The Getches-Wilkinson Center for Natural Resources, Energy, and the Environment (GWC) at the University of Colorado Law School is pleased to announce the launch of the GWC Fellows Program, a first-of-its-kind initiative that will train the next generation of natural resource leaders.
The program, which is designed to address the most pressing environmental issues across the core research and practice areas of the GWC including energy, water, public lands, and tribal communities, will commence this month with a national search for the inaugural pair of Getches-Wilkinson Water Law Fellows.
The intensive two-year program will immerse the two fellows in the real world challenges of water law and policy. They will address critical issues affecting western watersheds, conduct reform-oriented research on pressing issues in the field, and interact with public and private sector leaders to inform policymaking. The fellows will be actively engaged in water law reform in the public interest and will hone their leadership, communication, advocacy, and research skills. The overarching objective is to create a matchless educational and mentoring experience that will prepare the fellows to become leaders in the field.
“Fellows will get training from the most experienced people in the field, and then bring diverse voices and creative energy to the region’s most pressing natural resource challenges,” said Sarah Krakoff, Moses Lasky Professor of Law.
The Colorado River provides water and electricity for people throughout the region, including residents of Denver, Salt Lake City, Los Angeles, Phoenix, Tucson, Las Vegas and Albuquerque. It also irrigates over 3 million acres of crops and pasture; provides abundant recreational opportunities for rafting, fishing, boating and hiking; and serves as habitat for a multitude of fish and wildlife species, including several endangered native fish. Increasingly, demand is outstripping supply for this important natural resource.
“In Colorado and beyond, there is a rising need for thoughtful policy initiatives at all levels of government to manage water usage throughout the Colorado River Basin,” Krakoff said. “The GWC sees an opportunity to help address this unmet need, and similar ones throughout western watersheds, while training the next generation of outstanding and diverse leaders in water law.”
The GWC Fellows Program is supported by David Bonderman, a lawyer, executive, and significant supporter of conservation initiatives, who contributed a matching grant of $420,000. Additional financial support came from an anonymous donor and the Water Funder Initiative, a collaborative effort to identify and activate promising water solutions through strategic philanthropic investments in the United States, starting in the West.
How to apply
The GWC is seeking two exceptional lawyers early in their careers for the fellows program.

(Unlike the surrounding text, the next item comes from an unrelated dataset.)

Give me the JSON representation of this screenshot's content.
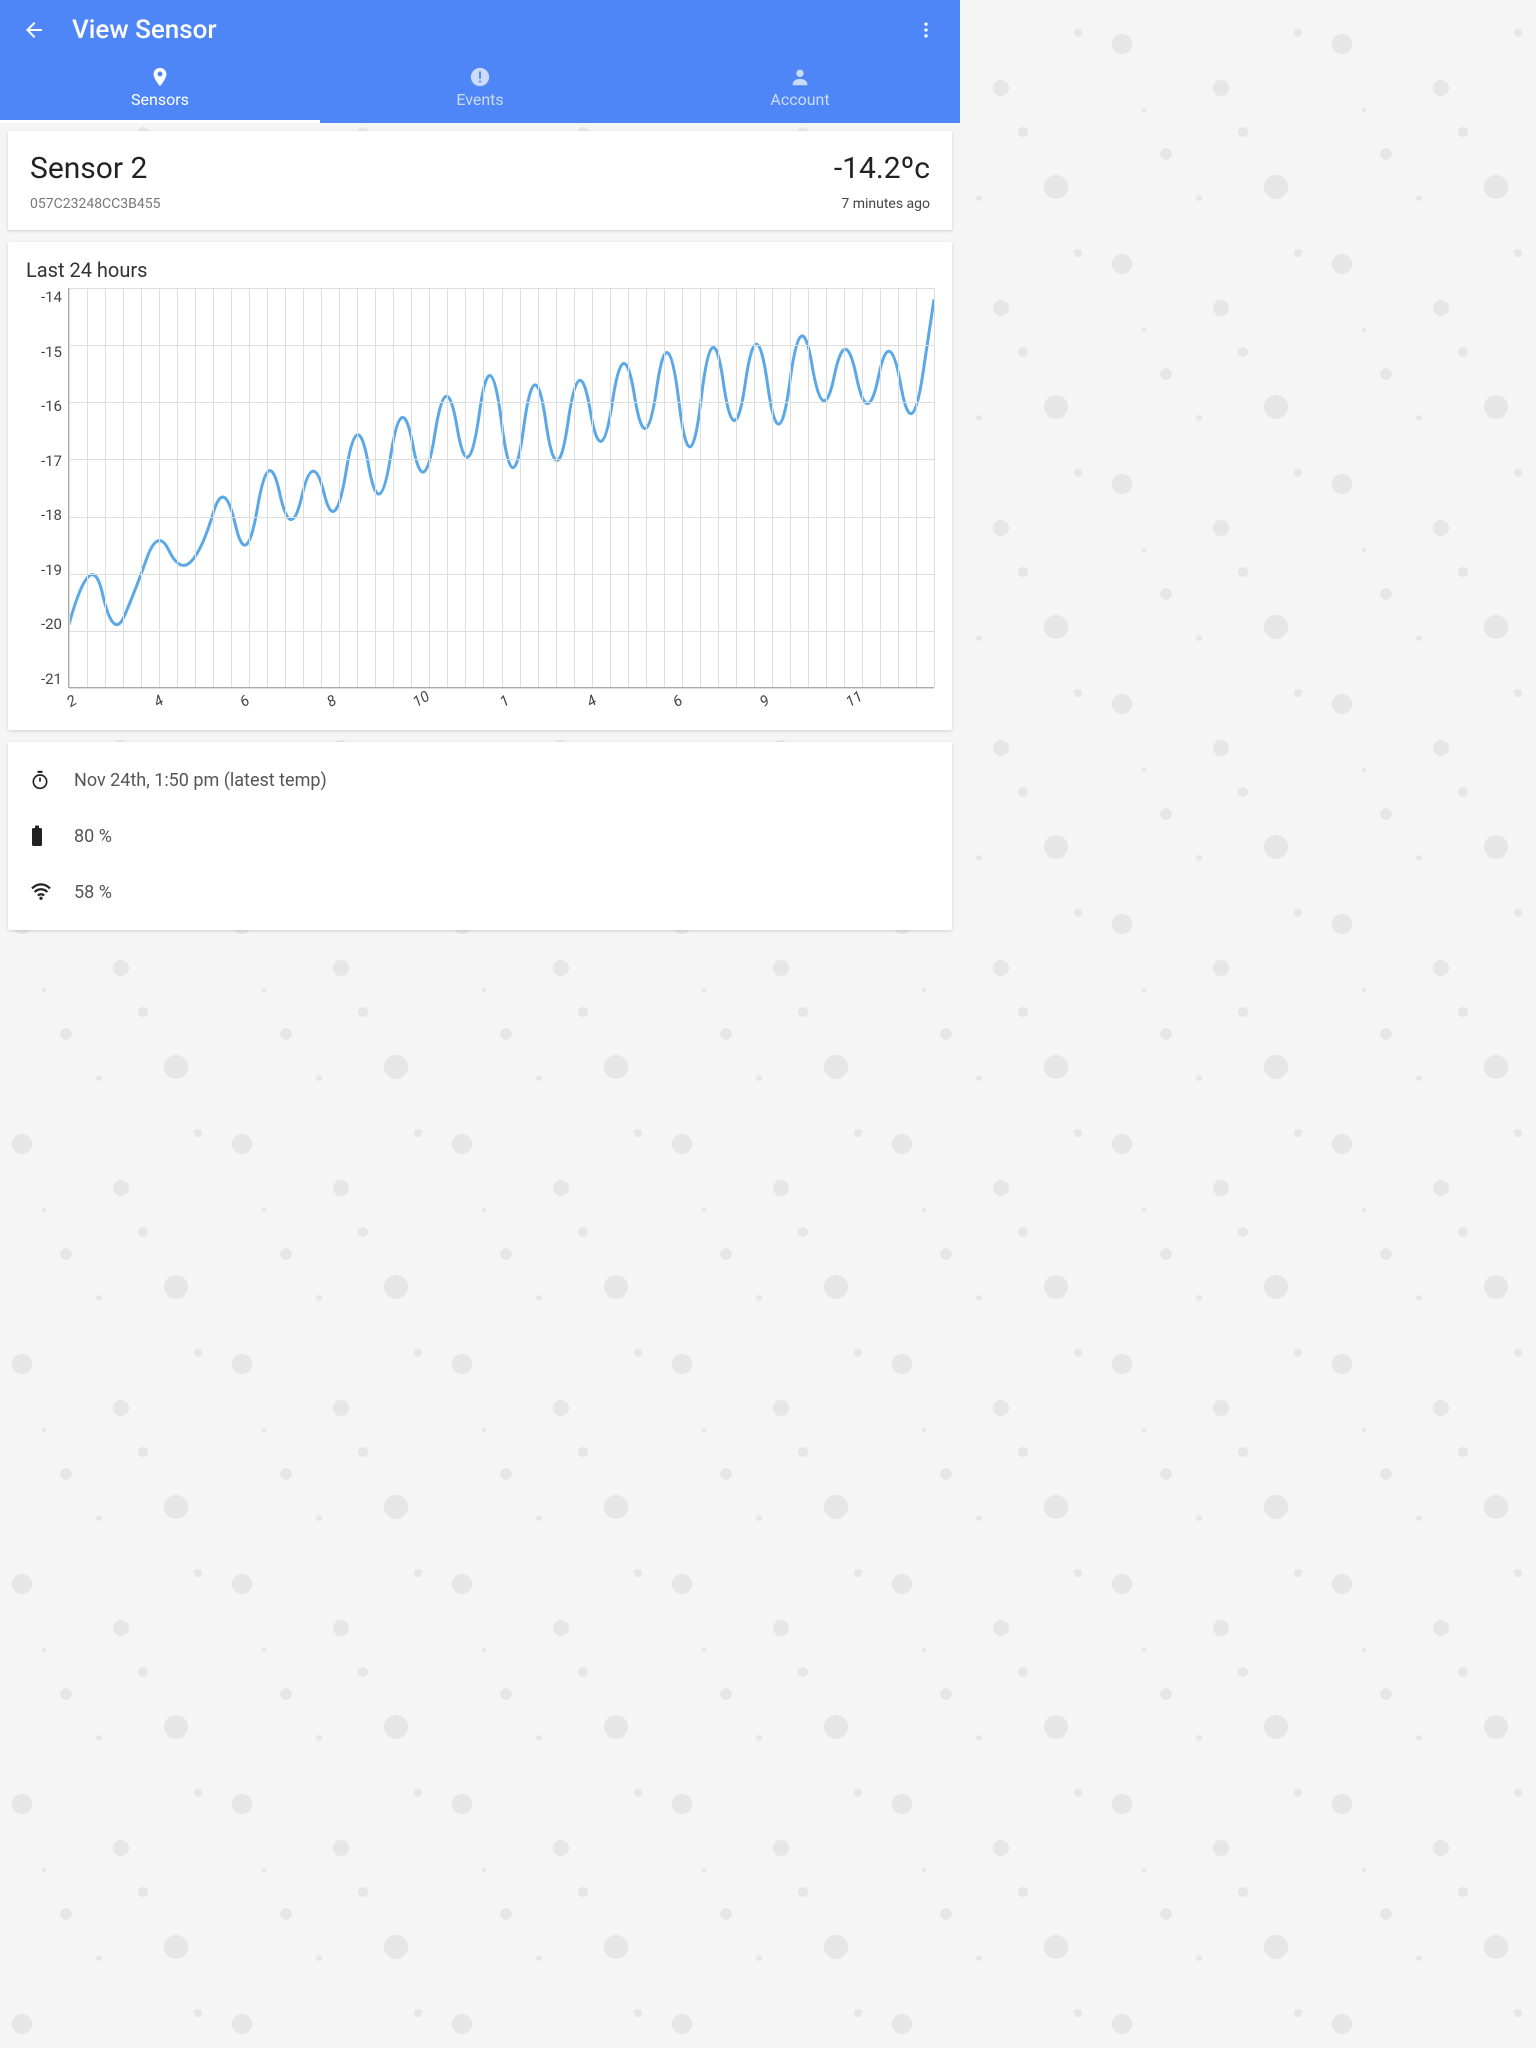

The job description, requirements and application instructions are available online. The position is open until filled, and full consideration will be given to applications received by Friday, April 10.
For more information on the GWC Fellows Program, contact Shaun LaBarre at email@example.com or (303) 492-1286.